The full condemnation of the new managerial procedures you can find on APSCo’s website. The TL;DR version is there are fresh fears concerning the NHS. Both the aptitude of staff under the new cost constraints and the service’s overall ability to cope are in jeopardy under the new regime.
What and who are governed by the new rules?
There’s little time to get used to the idea of the new rules. They’re in effect now and have been since September the First.
One look at the government’s page of documentation that both NHS recruiters, agencies and framework owners says it all.
A 20-page document covers the nursing agency rules. There’s a separate document for Framework owners (and another for framework approval). There’s an application document for NHS recruiters to use if they want to engage staff from outside an approved framework. And if a Trust feels that their ceiling isn’t high enough, there’s a document to apply to adjust that, too.
Is that the comprehensive list of regulations for outsourcing NHS staff?
Absolutely not. The list covers registered nurses, midwives and health visitors. A new set of directives “will follow” for other departments who face “complex workforce challenges” when hiring contractors and agency staff.
What the government also recommends is that all foundation Trusts under the NHS umbrella comply. That’s even though the published legislation targets:

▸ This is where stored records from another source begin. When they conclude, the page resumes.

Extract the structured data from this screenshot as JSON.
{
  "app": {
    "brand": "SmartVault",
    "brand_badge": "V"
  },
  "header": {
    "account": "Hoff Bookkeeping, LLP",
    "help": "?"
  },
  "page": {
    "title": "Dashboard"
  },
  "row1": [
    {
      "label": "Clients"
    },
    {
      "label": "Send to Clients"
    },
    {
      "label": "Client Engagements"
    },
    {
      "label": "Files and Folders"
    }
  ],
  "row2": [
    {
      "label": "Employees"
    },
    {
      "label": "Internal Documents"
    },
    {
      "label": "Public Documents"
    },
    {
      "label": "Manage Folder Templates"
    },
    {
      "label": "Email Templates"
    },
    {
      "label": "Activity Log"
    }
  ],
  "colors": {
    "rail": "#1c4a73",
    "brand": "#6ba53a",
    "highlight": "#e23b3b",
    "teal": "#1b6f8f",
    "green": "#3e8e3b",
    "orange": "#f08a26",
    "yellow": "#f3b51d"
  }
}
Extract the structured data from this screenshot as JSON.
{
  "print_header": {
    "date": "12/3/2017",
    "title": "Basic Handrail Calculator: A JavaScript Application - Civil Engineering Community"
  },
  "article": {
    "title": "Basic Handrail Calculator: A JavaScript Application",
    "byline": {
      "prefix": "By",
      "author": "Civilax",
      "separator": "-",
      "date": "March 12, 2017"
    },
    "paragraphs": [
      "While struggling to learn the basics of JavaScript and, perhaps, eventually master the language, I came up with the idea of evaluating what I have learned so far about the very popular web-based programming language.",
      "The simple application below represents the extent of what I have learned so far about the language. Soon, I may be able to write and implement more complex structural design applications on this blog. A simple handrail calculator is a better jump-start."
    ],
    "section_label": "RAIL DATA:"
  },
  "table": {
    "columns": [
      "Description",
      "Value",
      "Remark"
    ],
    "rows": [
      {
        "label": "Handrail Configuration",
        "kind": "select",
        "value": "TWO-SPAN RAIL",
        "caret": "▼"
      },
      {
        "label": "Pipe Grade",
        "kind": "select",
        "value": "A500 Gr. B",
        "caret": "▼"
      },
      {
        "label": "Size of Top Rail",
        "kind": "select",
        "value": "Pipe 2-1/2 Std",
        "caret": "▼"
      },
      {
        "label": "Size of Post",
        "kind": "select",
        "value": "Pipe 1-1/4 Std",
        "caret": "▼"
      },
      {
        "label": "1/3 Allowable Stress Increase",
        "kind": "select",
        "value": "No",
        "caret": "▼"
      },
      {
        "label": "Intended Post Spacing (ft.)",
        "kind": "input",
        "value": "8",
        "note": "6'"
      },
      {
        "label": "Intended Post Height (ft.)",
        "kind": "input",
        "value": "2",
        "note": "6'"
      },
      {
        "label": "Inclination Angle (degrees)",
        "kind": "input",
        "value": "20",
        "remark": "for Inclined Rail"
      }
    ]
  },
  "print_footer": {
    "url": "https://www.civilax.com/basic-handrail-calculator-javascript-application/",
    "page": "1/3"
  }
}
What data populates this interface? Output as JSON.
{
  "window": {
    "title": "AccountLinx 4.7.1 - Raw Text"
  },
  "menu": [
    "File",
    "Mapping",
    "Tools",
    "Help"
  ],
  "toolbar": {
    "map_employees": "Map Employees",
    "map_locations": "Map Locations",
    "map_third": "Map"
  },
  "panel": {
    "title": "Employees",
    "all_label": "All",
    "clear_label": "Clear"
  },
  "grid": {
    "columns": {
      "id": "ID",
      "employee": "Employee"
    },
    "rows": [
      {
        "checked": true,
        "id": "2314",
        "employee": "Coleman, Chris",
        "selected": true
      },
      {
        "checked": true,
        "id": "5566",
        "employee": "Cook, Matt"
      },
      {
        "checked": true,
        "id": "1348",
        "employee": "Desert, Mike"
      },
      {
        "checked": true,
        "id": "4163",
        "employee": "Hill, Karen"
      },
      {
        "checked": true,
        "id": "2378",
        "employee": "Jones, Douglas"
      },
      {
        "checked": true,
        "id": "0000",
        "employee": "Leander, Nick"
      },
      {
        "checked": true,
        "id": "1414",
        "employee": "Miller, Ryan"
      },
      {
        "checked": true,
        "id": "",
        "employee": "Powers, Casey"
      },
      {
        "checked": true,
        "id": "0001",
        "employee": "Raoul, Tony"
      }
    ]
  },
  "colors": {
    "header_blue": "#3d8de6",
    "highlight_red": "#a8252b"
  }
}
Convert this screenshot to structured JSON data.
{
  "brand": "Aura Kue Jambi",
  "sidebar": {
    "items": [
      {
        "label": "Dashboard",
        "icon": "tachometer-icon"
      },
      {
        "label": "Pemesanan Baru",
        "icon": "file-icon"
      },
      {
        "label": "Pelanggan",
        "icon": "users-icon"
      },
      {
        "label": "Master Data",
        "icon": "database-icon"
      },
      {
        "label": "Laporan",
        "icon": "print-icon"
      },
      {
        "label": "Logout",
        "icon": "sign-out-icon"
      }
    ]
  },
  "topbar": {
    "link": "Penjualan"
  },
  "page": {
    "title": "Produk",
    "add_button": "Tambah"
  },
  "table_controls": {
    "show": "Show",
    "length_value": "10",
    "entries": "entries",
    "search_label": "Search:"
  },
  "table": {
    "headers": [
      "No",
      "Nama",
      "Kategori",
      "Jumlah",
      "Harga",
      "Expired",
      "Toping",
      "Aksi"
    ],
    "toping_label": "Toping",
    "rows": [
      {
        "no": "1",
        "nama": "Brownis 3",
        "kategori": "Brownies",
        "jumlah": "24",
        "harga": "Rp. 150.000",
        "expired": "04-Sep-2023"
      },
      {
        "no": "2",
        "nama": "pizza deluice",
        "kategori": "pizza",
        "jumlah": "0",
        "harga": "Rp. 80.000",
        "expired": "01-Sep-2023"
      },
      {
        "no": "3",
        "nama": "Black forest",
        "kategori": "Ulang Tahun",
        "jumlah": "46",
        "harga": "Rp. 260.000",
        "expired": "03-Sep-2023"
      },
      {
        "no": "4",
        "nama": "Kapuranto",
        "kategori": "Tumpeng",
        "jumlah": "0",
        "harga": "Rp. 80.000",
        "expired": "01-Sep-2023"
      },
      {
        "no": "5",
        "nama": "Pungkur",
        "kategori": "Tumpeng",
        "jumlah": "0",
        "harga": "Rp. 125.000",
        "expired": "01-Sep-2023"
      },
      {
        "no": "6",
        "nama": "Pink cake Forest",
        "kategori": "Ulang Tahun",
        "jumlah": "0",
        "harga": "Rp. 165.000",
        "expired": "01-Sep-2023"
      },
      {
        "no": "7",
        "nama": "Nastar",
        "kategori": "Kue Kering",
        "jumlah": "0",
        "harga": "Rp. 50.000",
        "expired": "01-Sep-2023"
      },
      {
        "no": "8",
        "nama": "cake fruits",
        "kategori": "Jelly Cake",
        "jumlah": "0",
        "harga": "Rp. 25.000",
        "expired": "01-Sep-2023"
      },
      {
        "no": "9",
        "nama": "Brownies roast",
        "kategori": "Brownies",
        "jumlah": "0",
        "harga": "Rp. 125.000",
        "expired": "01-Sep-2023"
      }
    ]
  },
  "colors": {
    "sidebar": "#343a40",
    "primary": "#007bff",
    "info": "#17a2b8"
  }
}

- all NHS Trusts;
- those in receipt of DoH interim support;
- those under whose past financial undertaking see them in breach of license.
The one department to whom the regulations do not apply is the ambulance service. That’s because the ‘staffing mix’ is already convoluted. Trying to bring that department under the same regimen would be folly.